* [EXERCISE INSTRUCTIONS] Scan the listing for "post" and copy out each line that has it.
BEGIN
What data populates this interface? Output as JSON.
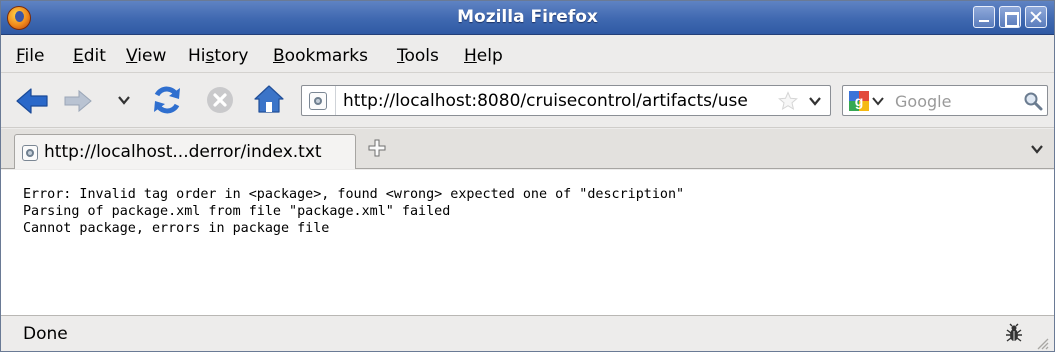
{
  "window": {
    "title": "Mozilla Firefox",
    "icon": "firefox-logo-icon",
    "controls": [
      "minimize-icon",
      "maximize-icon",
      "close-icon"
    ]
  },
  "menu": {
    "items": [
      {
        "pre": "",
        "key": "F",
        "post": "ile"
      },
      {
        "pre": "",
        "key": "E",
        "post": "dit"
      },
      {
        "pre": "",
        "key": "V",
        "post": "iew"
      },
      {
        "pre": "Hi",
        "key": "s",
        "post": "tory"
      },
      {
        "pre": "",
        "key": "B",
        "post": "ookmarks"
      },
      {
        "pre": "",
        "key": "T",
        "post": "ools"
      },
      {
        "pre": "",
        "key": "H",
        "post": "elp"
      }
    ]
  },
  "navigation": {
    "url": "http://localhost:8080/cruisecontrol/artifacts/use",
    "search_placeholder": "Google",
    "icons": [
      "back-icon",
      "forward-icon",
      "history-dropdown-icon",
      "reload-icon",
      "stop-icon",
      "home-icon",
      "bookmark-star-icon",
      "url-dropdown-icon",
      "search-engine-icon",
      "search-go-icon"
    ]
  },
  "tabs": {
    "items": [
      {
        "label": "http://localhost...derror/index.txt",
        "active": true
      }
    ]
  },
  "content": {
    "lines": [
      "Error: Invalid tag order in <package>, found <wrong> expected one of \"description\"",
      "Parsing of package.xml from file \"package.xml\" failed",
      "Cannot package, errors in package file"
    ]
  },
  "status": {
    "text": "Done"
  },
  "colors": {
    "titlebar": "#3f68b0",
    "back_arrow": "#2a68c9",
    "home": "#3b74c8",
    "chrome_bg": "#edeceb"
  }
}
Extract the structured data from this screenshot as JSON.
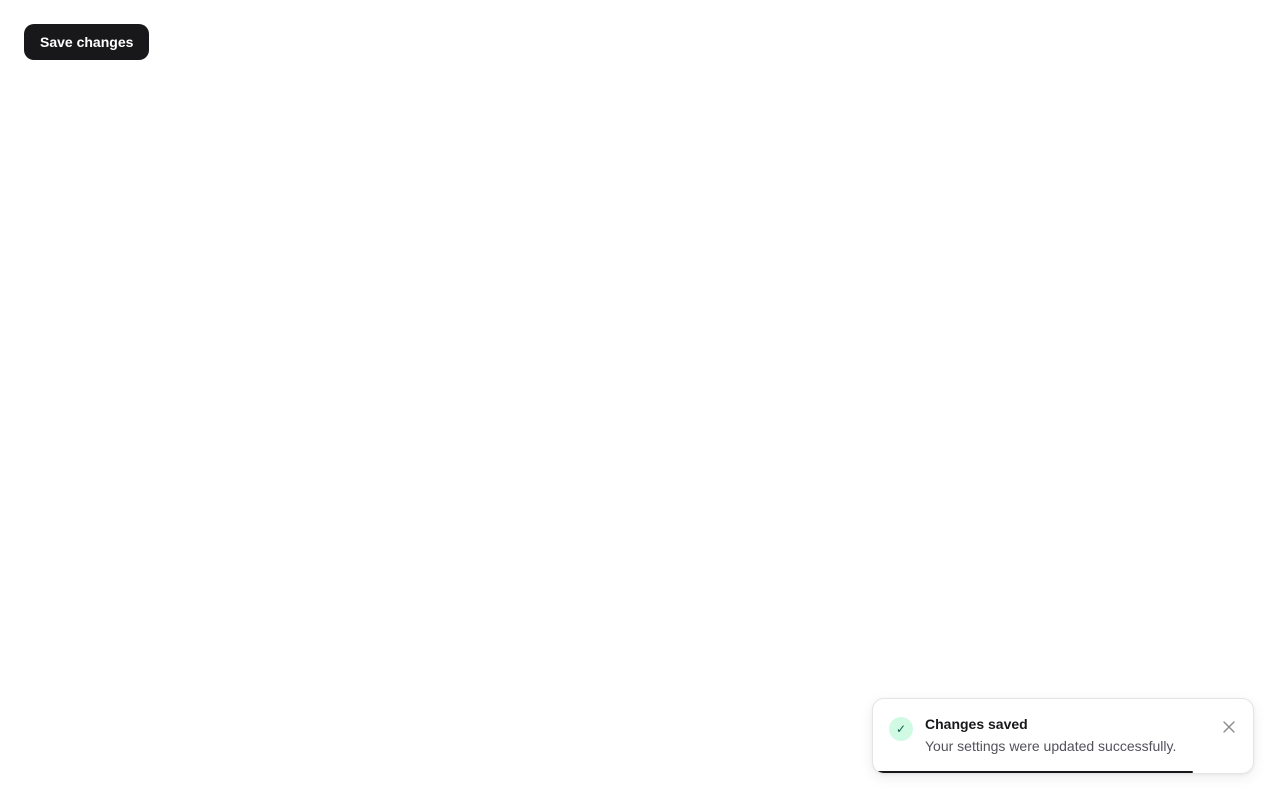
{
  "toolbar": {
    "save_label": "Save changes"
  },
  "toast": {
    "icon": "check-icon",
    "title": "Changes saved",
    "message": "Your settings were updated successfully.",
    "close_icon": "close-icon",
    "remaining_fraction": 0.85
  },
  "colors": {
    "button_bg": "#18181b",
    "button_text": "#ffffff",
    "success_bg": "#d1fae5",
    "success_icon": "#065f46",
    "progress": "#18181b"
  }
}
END
* [ANSWER FOR THE TASK]
        "post": "ile"
        "post": "dit"
        "post": "iew"
        "post": "tory"
        "post": "ookmarks"
        "post": "ools"
        "post": "elp"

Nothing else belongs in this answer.